“It is when he is the most serious that he is the funniest,” said Erik Blix, host of a satire show on Sveriges Radio (SR), to daily Aftonbladet.
It is the third year running that Comedy Central has mapped out Swedes’ views on politics and humour.
In the 2011 survey, 26 percent of Swedes picked Carl Bildt as the funniest of Sweden’s 24 ministers.
Finance minister Anders Borg and social minister Göran Hägglund share second place, both getting 21 percent of the votes.
Erik Blix was surprised that Anders Borg made the cut, but professed his admiration for the wit of Christian Democrat leader Göran Hägglund.
“I once asked Göran Hägglund if he was selling the Christian Democrat party to the devil and he immediately retorted “How much do you want for it?” said Blix to Aftonbladet.
According to the survey, the most boring minister in Sweden is Maud Olofsson, minister for energy and enterprise, followed closely by minister for the environment, Andreas Carlgren.
Peter von Satzger, head of Comedy Central, thinks that Swedish politicians would do good to improve their sense of humour.
“Humour in politics is something that is actively worked on in the US and Britain. To be witty is something in which perhaps especially British politicians fight to outdo each other,” said von Satzger in a statement.
Von Satzger also thinks that wittiness is a strong leadership characteristic that bears witness of kindness and being good for a laugh.
“Looking at it from that angle, Swedish politics is rather too boring. I am convinced that more Swedes would take an interest in politics if they felt it was more entertaining,” von Satzger said.
Last year’s report showed that a staggering 46 percent of Swedes thought that there wasn’t enough humour in Swedish politics, while one-third thought they’d be more interested in politics if it was a bit more fun.
In addition, 52 percent called for more humorous party leader debates.

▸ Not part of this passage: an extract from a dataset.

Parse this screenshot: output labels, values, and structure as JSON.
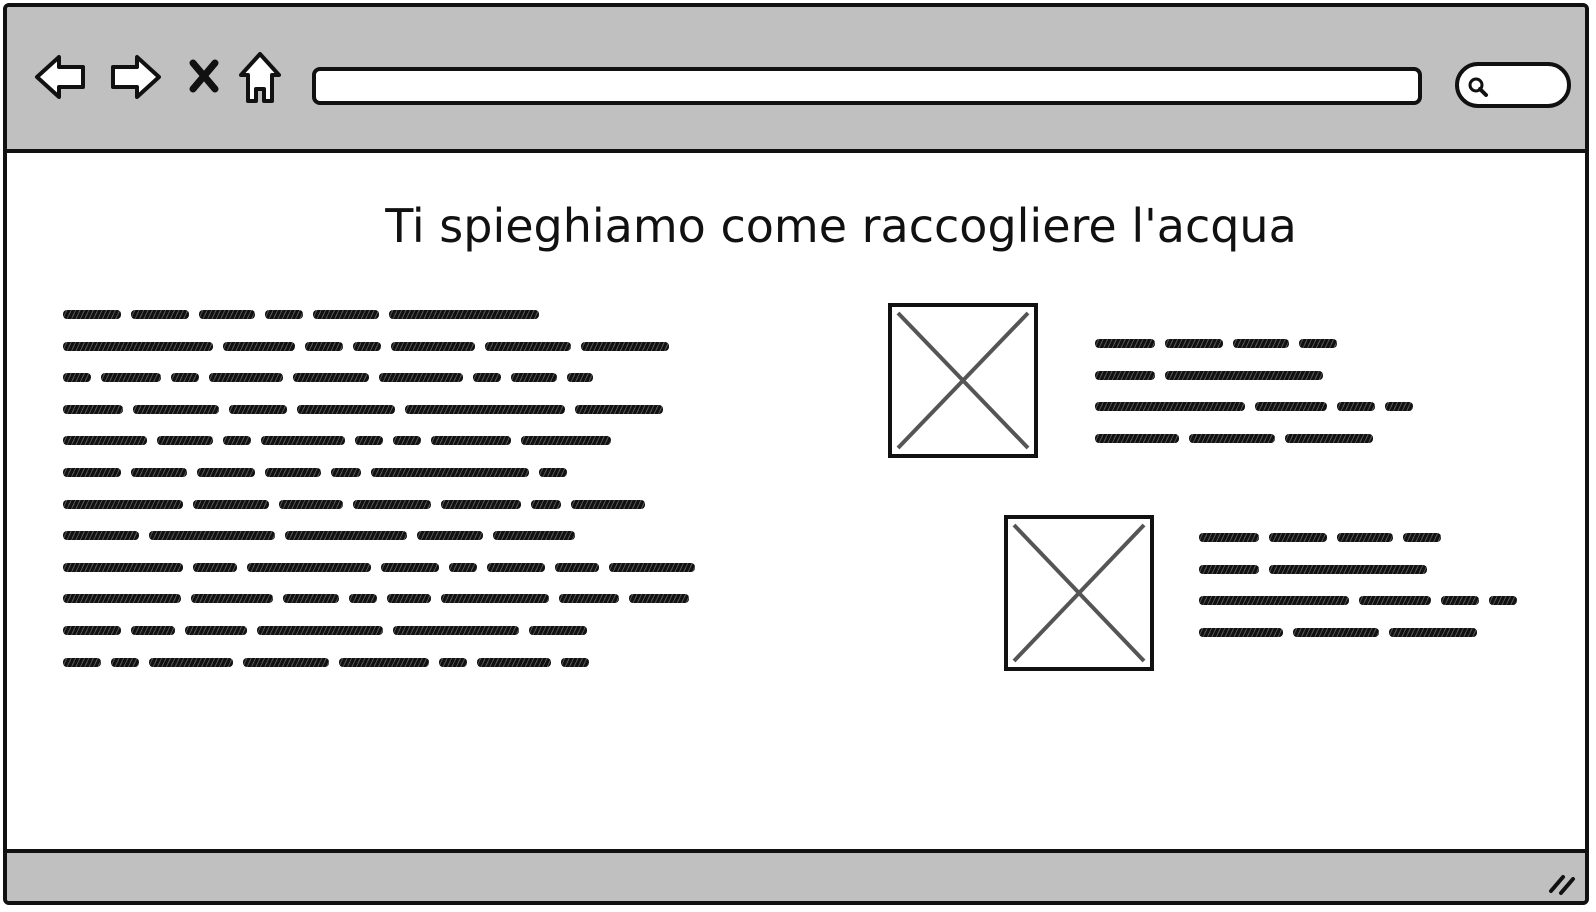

The funniest international politician in 2010 was Italian prime minister Silvio Berlusconi, according to last year’s report.
The full report for 2011 will be presented at the Almedalen political week, on the Baltic island of Gotland, in July.